Parenting is hard . . . but come on Eli!
I know that wasn’t Eli’s intent when he found out he’d be a dad. He knew the law. He knew that Deuteronomy 6 called him to be the primary influencer on the spiritual life of his kids. I’m not sure what went wrong or where it went wrong, but it went wrong.
Later this year, I’ll be part of a team that puts on a youth camp for missionary kids. We’ve been asked to make it an apologetics camp. The reason for this request is because the mission organization is seeing their missionary’s kids come back from the mission field and walk away from their faith. I’m sure you’ve heard the reason why . . . They go to college, and all of those atheist professors ruin them.
I’m not so sure that is the case. After all, most of the missionary kids I know end up going to Christian colleges. Is it possible that the actual reason is that some missionaries get so focused on the people group they are called to that they forget that they are the primary disciple-makers in their own home? Could it be the reason that pastor’s kids get a reputation for trouble is because their dad was focused on his church job and forgot his home job? Could it be that Eli was so fixated on his high priest/leading Israel job that he forgot that he was the leader of his boys?
Is it possible that many of us are so focused on our careers, travel baseball, school grades, and paying the bills that we forgot that we are the primary disciple-makers of our kids?
Deuteronomy 6:4-9 says, “Hear, O Israel: The Lord our God, the Lord is one. You shall love the Lord your God with all your heart and with all your soul and with all your might. And these words that I command you today shall be on your heart. You shall teach them diligently to your children, and shall talk of them when you sit in your house, and when you walk by the way, and when you lie down, and when you rise. You shall bind them as a sign on your hand, and they shall be as frontlets between your eyes. You shall write them on the doorposts of your house and on your gates.” (ESV)
I don’t want my story to end like Eli’s. This is what 1 Samuel 4 says:
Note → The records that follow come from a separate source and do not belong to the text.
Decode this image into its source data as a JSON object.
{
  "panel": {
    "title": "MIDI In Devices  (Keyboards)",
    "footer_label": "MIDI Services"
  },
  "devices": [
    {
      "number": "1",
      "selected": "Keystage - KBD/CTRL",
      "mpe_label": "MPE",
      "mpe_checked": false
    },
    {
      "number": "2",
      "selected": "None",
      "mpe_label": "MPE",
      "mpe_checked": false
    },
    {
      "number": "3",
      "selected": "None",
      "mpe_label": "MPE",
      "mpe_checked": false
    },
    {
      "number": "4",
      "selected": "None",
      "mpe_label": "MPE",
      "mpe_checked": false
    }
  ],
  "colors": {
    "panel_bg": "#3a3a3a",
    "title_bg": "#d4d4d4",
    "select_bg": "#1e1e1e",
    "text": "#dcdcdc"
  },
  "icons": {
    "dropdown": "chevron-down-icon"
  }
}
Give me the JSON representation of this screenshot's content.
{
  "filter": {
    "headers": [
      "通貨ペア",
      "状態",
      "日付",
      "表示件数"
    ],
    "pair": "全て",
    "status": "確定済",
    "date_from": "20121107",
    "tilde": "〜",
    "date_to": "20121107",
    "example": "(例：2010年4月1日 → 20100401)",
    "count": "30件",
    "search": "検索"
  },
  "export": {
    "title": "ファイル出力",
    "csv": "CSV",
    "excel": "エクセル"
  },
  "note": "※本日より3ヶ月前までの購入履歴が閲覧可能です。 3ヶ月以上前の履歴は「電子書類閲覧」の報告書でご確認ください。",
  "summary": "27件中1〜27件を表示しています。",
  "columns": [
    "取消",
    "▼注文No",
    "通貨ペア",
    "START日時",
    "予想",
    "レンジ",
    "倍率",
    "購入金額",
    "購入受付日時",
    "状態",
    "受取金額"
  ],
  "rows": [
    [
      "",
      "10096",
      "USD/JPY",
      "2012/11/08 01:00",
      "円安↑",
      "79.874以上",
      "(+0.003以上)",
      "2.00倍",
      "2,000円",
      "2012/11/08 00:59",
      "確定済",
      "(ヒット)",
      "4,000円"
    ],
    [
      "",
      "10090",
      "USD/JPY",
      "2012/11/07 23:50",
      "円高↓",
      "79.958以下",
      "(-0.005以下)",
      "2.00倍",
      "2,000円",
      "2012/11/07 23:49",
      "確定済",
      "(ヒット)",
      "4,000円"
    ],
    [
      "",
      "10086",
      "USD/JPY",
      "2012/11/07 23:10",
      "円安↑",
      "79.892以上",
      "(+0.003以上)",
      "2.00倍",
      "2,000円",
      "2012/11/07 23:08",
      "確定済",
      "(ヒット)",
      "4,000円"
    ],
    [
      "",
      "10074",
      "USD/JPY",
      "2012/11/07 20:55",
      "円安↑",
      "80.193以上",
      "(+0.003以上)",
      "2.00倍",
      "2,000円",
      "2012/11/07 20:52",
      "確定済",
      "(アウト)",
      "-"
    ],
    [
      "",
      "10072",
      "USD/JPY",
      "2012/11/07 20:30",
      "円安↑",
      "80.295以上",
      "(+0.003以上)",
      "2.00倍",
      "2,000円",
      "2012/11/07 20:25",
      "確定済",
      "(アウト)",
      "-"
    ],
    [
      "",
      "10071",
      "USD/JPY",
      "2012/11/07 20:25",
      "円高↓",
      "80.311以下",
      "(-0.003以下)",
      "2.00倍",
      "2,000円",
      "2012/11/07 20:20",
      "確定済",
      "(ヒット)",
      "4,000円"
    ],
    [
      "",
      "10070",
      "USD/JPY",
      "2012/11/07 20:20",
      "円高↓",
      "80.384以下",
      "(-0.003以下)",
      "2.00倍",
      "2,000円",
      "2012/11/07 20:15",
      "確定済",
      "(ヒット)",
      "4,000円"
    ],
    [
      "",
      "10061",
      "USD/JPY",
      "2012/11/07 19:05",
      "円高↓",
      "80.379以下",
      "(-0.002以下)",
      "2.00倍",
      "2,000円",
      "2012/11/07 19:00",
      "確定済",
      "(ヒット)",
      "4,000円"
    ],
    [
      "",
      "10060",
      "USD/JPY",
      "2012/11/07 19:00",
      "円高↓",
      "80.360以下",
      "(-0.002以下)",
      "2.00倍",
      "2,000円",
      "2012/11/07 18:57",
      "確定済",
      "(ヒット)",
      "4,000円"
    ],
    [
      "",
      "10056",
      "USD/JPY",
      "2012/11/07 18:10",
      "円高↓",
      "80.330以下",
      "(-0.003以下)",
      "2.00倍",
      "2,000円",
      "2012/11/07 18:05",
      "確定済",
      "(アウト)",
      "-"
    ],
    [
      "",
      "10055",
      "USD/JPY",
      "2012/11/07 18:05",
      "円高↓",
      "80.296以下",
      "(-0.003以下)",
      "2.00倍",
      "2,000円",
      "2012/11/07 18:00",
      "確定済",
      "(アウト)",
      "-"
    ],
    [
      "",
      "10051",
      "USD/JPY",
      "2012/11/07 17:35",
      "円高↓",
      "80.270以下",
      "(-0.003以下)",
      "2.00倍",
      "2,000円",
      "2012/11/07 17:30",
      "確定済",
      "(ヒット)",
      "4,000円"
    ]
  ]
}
“A man of Benjamin ran from the battle line and came to Shiloh the same day, with his clothes torn and with dirt on his head. When he arrived, Eli was sitting on his seat by the road watching, for his heart trembled for the ark of God. And when the man came into the city and told the news, all the city cried out. When Eli heard the sound of the outcry, he said, “What is this uproar?” Then the man hurried and came and told Eli. Now Eli was ninety-eight years old, and his eyes were set so that he could not see. And the man said to Eli, “I am he who has come from the battle; I fled from the battle today.” And he said, “How did it go, my son?” He who brought the news answered and said, “Israel has fled before the Philistines, and there has also been a great defeat among the people. Your two sons also, Hophni and Phinehas, are dead, and the ark of God has been captured.” As soon as he mentioned the ark of God, Eli fell over backward from his seat by the side of the gate, and his neck was broken, and he died, for the man was old and heavy. He had judged Israel forty years.” (ESV)
Ugh! I’m getting older every day (and fighting getting heavier). What can you do differently? Take a baby step out of Deuteronomy 6. Think about the rhythms of your life and your family’s life. How can you build discipleship into what you already do?
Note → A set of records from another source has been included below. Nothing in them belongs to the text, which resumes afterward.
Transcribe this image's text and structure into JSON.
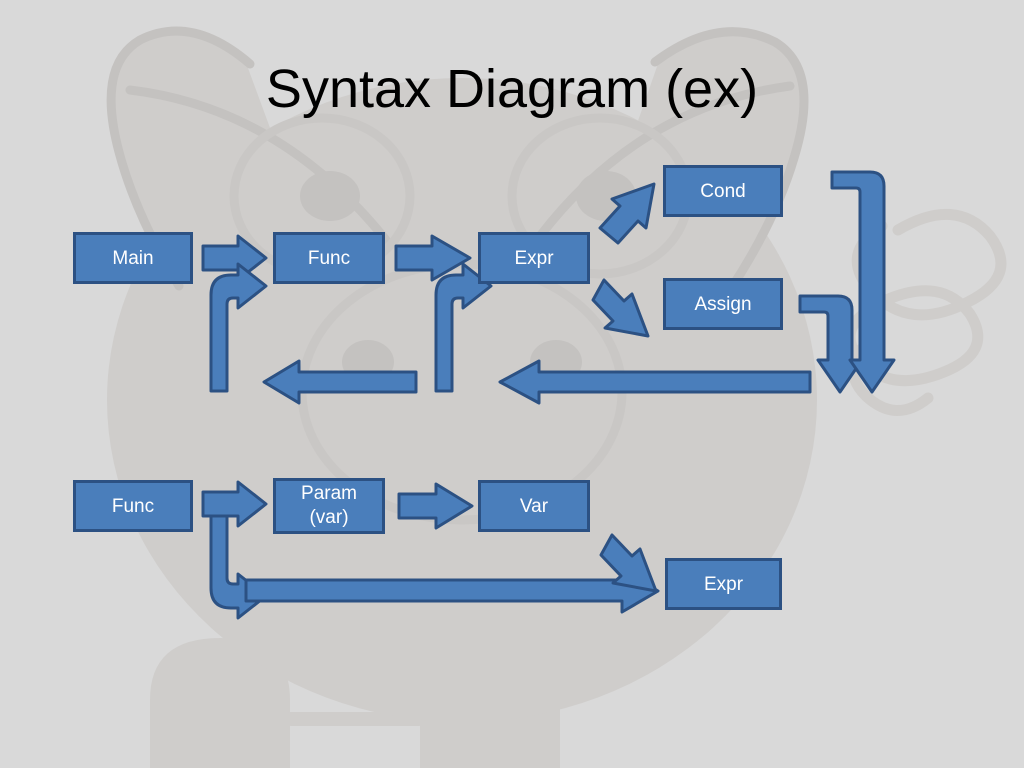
{
  "slide": {
    "title": "Syntax Diagram (ex)",
    "background_color": "#d9d9d9",
    "watermark": "pig-watermark"
  },
  "theme": {
    "node_fill": "#4a7ebb",
    "node_border": "#2c5183",
    "node_text": "#ffffff",
    "arrow_fill": "#4a7ebb",
    "arrow_border": "#2c5183",
    "title_color": "#000000"
  },
  "diagram": {
    "rows": [
      {
        "name": "statement-grammar-row",
        "nodes": [
          {
            "id": "main",
            "label": "Main"
          },
          {
            "id": "func",
            "label": "Func"
          },
          {
            "id": "expr",
            "label": "Expr"
          },
          {
            "id": "cond",
            "label": "Cond"
          },
          {
            "id": "assign",
            "label": "Assign"
          }
        ]
      },
      {
        "name": "function-grammar-row",
        "nodes": [
          {
            "id": "func2",
            "label": "Func"
          },
          {
            "id": "param",
            "label_line1": "Param",
            "label_line2": "(var)"
          },
          {
            "id": "var",
            "label": "Var"
          },
          {
            "id": "expr2",
            "label": "Expr"
          }
        ]
      }
    ],
    "connectors": [
      {
        "id": "main-to-func",
        "kind": "arrow-right"
      },
      {
        "id": "func-to-expr",
        "kind": "arrow-right"
      },
      {
        "id": "expr-to-cond",
        "kind": "arrow-diagonal-up-right"
      },
      {
        "id": "expr-to-assign",
        "kind": "arrow-diagonal-down-right"
      },
      {
        "id": "func-loop-back",
        "kind": "arrow-u-turn-up-right"
      },
      {
        "id": "func-return-line",
        "kind": "arrow-left"
      },
      {
        "id": "expr-loop-back",
        "kind": "arrow-u-turn-up-right"
      },
      {
        "id": "expr-return-line",
        "kind": "arrow-left"
      },
      {
        "id": "cond-return-elbow",
        "kind": "arrow-elbow-down-left"
      },
      {
        "id": "assign-return-elbow",
        "kind": "arrow-elbow-down-left"
      },
      {
        "id": "func2-to-param",
        "kind": "arrow-right"
      },
      {
        "id": "param-to-var",
        "kind": "arrow-right"
      },
      {
        "id": "func2-loop-down",
        "kind": "arrow-u-turn-down-right"
      },
      {
        "id": "param-bypass-line",
        "kind": "arrow-right-long"
      },
      {
        "id": "var-to-expr2",
        "kind": "arrow-diagonal-down-right"
      }
    ]
  }
}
One family I know has made it a habit to sit down for meals together and then ask, “What is God doing in your life right now?” You could find a resource that leads your family through the Bible, sit down once a week to read together, and talk about what you are reading. Maybe, on the way to school, you could discuss with your kids what they learned from their Bible study time or sermon time at church that week. Ask the Holy Spirit to give you ideas of how you can disciple your kids. The most important part is to do it. Do something today!
Don’t be an Eli.
Thanks for reading. Your comments and insights are always welcomed. If you enjoyed this, please share it. Want more content? Check the archives or listen to me on the Cross-Cutting Culture Podcast on iTunes.